By Jill Colvin
DOWNTOWN — The Department of Education has cautiously reopened the door to a plan that could alleviate overcrowding at a Kips Bay school.
P.S. 116, on East 33rd Street between Second and Third avenues, is currently at 120 percent capacity, according to advocates. To ease the strain, parents and elected officials want the city to start kindergarten classes for nearby P.S. 281, which isn't scheduled to open until 2013, this fall so that some P.S. 116 students can go to school there.
Since no physical space yet exists for P.S. 281, which will open at East 35th Street and First Avenue, parents are eyeing the Meeth School on East 63rd Street between Second and Third avenues as a potential site for the so-called "incubation" school, which would house the classes temporarily, beginning this coming fall.
As DNAinfo reported earlier this month, DOE portfolio planner Elizabeth Rose told P.S. 116's principal, Jane Hsu, that the department was not considering the plan to incubate P.S. 281, according to two sources briefed on the conversation. Now, that seems to have changed.
Faced with pressure from dozens of parents and a host of elected officials, the DOE appeared to take a step back Monday night and said that they were still open to at least considering an incubation plan.
"We understand that it is an attractive idea and we see that there is merit," Deputy Schools Chancellor Marc Sternberg told parents and advocates at a District 2 Community Education Council town hall meeting Monday night.
"We want to continue the conversation," he said, however he cautioned that while "we hope to find a solution that's good for everybody, we may not."
Sternberg sent a letter last Wednesday to officials, including City Councilman Daniel Garodnick and others who have advocated for incubation. The letter outlined several concerns with the proposal, including the fact that students would have to take buses to get there.
"Please know that while we appreciate your suggestion to incubate P.S. 281, East 35th Street and First Avenue, early in September 2012 to alleviate P.S. 116 overcrowding, after a thorough assessment of enrollment and overcrowding data, input from P.S. 116 Principal Jane Hsu, and a careful evaluation of potential incubation sites, we have reservations and concerns regarding an early incubation proposal," he wrote, arguing that move would "unnecessarily burden students with a long commute."
Parents at P.S. 116 have raised red flags about overcrowding at P.S. 116, with kids being forced to eat lunch as early at 10:30 a.m., and then not having enough time to finish their meals because another class needs access.
“Simply put, the school is full,” said Layla Law-Gisiko, chair of Community Board 5's education committee and a parents at P.S. 116, who described the Meeth site as "a perfect option."
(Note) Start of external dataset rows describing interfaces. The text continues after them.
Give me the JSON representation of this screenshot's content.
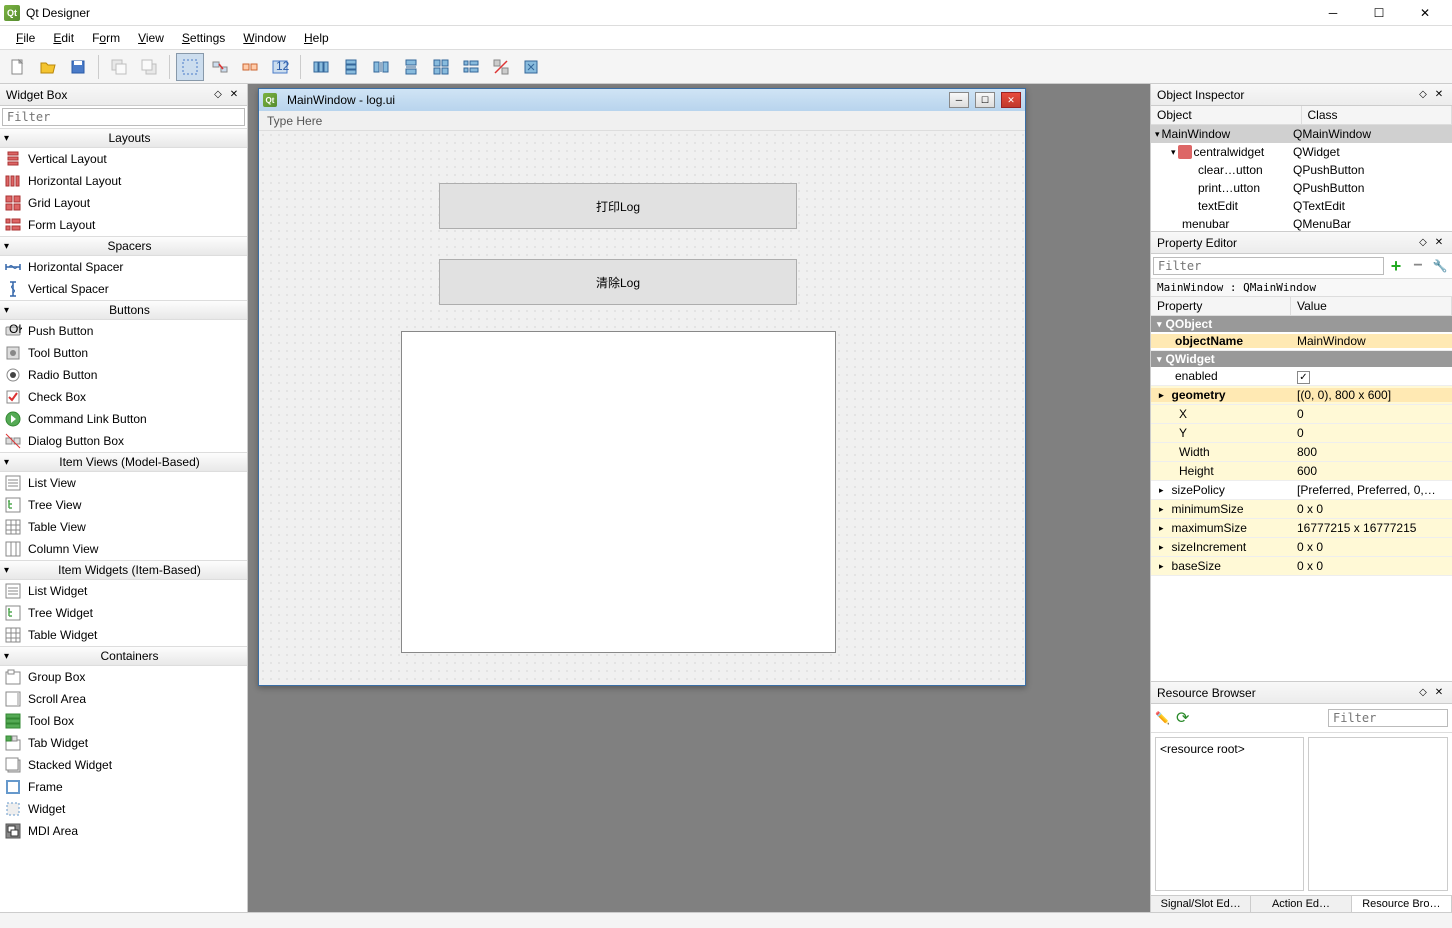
{
  "app": {
    "title": "Qt Designer"
  },
  "menus": [
    "File",
    "Edit",
    "Form",
    "View",
    "Settings",
    "Window",
    "Help"
  ],
  "widgetbox": {
    "title": "Widget Box",
    "filter_placeholder": "Filter",
    "categories": [
      {
        "name": "Layouts",
        "items": [
          "Vertical Layout",
          "Horizontal Layout",
          "Grid Layout",
          "Form Layout"
        ]
      },
      {
        "name": "Spacers",
        "items": [
          "Horizontal Spacer",
          "Vertical Spacer"
        ]
      },
      {
        "name": "Buttons",
        "items": [
          "Push Button",
          "Tool Button",
          "Radio Button",
          "Check Box",
          "Command Link Button",
          "Dialog Button Box"
        ]
      },
      {
        "name": "Item Views (Model-Based)",
        "items": [
          "List View",
          "Tree View",
          "Table View",
          "Column View"
        ]
      },
      {
        "name": "Item Widgets (Item-Based)",
        "items": [
          "List Widget",
          "Tree Widget",
          "Table Widget"
        ]
      },
      {
        "name": "Containers",
        "items": [
          "Group Box",
          "Scroll Area",
          "Tool Box",
          "Tab Widget",
          "Stacked Widget",
          "Frame",
          "Widget",
          "MDI Area"
        ]
      }
    ]
  },
  "designWindow": {
    "title": "MainWindow - log.ui",
    "menuHint": "Type Here",
    "btn1": "打印Log",
    "btn2": "清除Log"
  },
  "objectInspector": {
    "title": "Object Inspector",
    "headers": [
      "Object",
      "Class"
    ],
    "rows": [
      {
        "indent": 0,
        "name": "MainWindow",
        "cls": "QMainWindow",
        "sel": true,
        "exp": true
      },
      {
        "indent": 1,
        "name": "centralwidget",
        "cls": "QWidget",
        "exp": true,
        "icon": "widget"
      },
      {
        "indent": 2,
        "name": "clear…utton",
        "cls": "QPushButton"
      },
      {
        "indent": 2,
        "name": "print…utton",
        "cls": "QPushButton"
      },
      {
        "indent": 2,
        "name": "textEdit",
        "cls": "QTextEdit"
      },
      {
        "indent": 1,
        "name": "menubar",
        "cls": "QMenuBar"
      }
    ]
  },
  "propertyEditor": {
    "title": "Property Editor",
    "filter_placeholder": "Filter",
    "info": "MainWindow : QMainWindow",
    "headers": [
      "Property",
      "Value"
    ],
    "groups": [
      {
        "name": "QObject",
        "rows": [
          {
            "k": "objectName",
            "v": "MainWindow",
            "bold": true
          }
        ]
      },
      {
        "name": "QWidget",
        "rows": [
          {
            "k": "enabled",
            "v": "_check",
            "yel": false
          },
          {
            "k": "geometry",
            "v": "[(0, 0), 800 x 600]",
            "expand": true,
            "bold": true,
            "yel": true
          },
          {
            "k": "X",
            "v": "0",
            "sub": true,
            "yel": true
          },
          {
            "k": "Y",
            "v": "0",
            "sub": true,
            "yel": true
          },
          {
            "k": "Width",
            "v": "800",
            "sub": true,
            "yel": true
          },
          {
            "k": "Height",
            "v": "600",
            "sub": true,
            "yel": true
          },
          {
            "k": "sizePolicy",
            "v": "[Preferred, Preferred, 0,…",
            "expand": true
          },
          {
            "k": "minimumSize",
            "v": "0 x 0",
            "expand": true,
            "yel": true
          },
          {
            "k": "maximumSize",
            "v": "16777215 x 16777215",
            "expand": true,
            "yel": true
          },
          {
            "k": "sizeIncrement",
            "v": "0 x 0",
            "expand": true,
            "yel": true
          },
          {
            "k": "baseSize",
            "v": "0 x 0",
            "expand": true,
            "yel": true
          }
        ]
      }
    ]
  },
  "resourceBrowser": {
    "title": "Resource Browser",
    "filter_placeholder": "Filter",
    "root": "<resource root>"
  },
  "bottomTabs": [
    "Signal/Slot Ed…",
    "Action Ed…",
    "Resource Bro…"
  ]
}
She said the school was a uniquely diverse place, with many low-income families that need support.
"The quality of life of the children has degraded to abysmal levels," she said in prepared testimony, adding that, while P.S. 116 teachers “are beyond phenomenal, they simply cannot perform miracles in classrooms packed with so many kids.”
Community boards 5 and 6, as well as the District 2 CEC have all passed resolutions in support of the incubation, and the Coalition of East Side Elected Officials wrote a letter to Schools Chancellor Dennis Walcott in October urging him to move the incubation process forward.
"P.S. 116 has been beset by capacity challenges for a number of years now, resulting in frequent kindergarten wait lists, the loss of gifted and talented and pre-kindergarten programs, and class sizes above contractual limits," they wrote.
They again reiterated their support Monday night.
"The overcrowding at P.S. 116 has been there for years and now the situation at the kindergarten level is really not acceptable," City Councilwoman Rosie Mendez said.
State Sen. Liz Krueger said she thought incubation was a great model for every new school.
"I would urge them to re-think that," she said of the initial DOE rejection.
Michael Markowitz, a member of CEC 2, said that he was pleased to see the DOE appear more open to the incubation idea, but warned that time is running out.
"I’m very heartened to hear some flexibility on the part of the DOE," he said.